Element data from apps and pages
----
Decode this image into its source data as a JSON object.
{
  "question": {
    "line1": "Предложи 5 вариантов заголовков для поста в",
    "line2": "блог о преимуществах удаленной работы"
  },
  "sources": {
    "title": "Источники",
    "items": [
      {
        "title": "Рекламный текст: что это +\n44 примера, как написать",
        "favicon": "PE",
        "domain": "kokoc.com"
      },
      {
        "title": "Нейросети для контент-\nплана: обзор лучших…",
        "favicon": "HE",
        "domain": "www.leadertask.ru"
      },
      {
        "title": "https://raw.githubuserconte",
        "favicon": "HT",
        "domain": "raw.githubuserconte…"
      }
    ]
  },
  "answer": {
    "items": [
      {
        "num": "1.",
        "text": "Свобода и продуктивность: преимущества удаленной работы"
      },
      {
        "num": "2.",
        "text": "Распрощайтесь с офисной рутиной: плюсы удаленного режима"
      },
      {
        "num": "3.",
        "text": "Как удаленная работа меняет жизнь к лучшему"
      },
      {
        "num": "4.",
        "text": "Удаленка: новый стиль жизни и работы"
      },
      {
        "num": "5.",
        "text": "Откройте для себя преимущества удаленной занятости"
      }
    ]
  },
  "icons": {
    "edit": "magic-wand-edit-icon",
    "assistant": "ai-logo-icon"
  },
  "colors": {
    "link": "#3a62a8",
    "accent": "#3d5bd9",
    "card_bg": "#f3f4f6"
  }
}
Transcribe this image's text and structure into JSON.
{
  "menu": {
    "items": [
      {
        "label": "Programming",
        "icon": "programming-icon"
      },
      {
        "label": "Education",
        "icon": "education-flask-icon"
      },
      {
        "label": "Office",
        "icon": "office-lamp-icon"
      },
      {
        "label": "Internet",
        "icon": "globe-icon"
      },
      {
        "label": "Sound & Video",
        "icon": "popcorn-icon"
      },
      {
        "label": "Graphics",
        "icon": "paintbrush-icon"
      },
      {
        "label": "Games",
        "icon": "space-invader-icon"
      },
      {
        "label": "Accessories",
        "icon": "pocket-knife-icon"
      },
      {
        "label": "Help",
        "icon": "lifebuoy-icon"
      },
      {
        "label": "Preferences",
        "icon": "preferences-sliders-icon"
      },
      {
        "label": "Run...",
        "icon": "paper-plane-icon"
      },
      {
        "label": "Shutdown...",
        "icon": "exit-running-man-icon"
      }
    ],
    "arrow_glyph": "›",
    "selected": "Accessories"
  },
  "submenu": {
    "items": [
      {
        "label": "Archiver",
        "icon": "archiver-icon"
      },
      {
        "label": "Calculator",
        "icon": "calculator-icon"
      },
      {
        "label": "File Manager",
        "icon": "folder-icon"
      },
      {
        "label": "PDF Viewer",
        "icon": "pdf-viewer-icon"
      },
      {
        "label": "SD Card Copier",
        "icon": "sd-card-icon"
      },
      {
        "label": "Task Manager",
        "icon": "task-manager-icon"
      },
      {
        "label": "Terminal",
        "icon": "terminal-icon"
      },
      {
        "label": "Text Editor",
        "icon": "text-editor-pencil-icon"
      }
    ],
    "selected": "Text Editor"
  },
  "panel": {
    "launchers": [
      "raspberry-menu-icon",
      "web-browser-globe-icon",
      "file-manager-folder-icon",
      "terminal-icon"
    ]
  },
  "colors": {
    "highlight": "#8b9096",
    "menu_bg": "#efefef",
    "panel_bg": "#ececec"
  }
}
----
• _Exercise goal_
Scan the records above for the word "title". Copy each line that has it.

• _Answer for the task_
    "title": "Источники",
        "title": "Рекламный текст: что это +\n44 примера, как написать",
        "title": "Нейросети для контент-\nплана: обзор лучших…",
        "title": "https://raw.githubuserconte",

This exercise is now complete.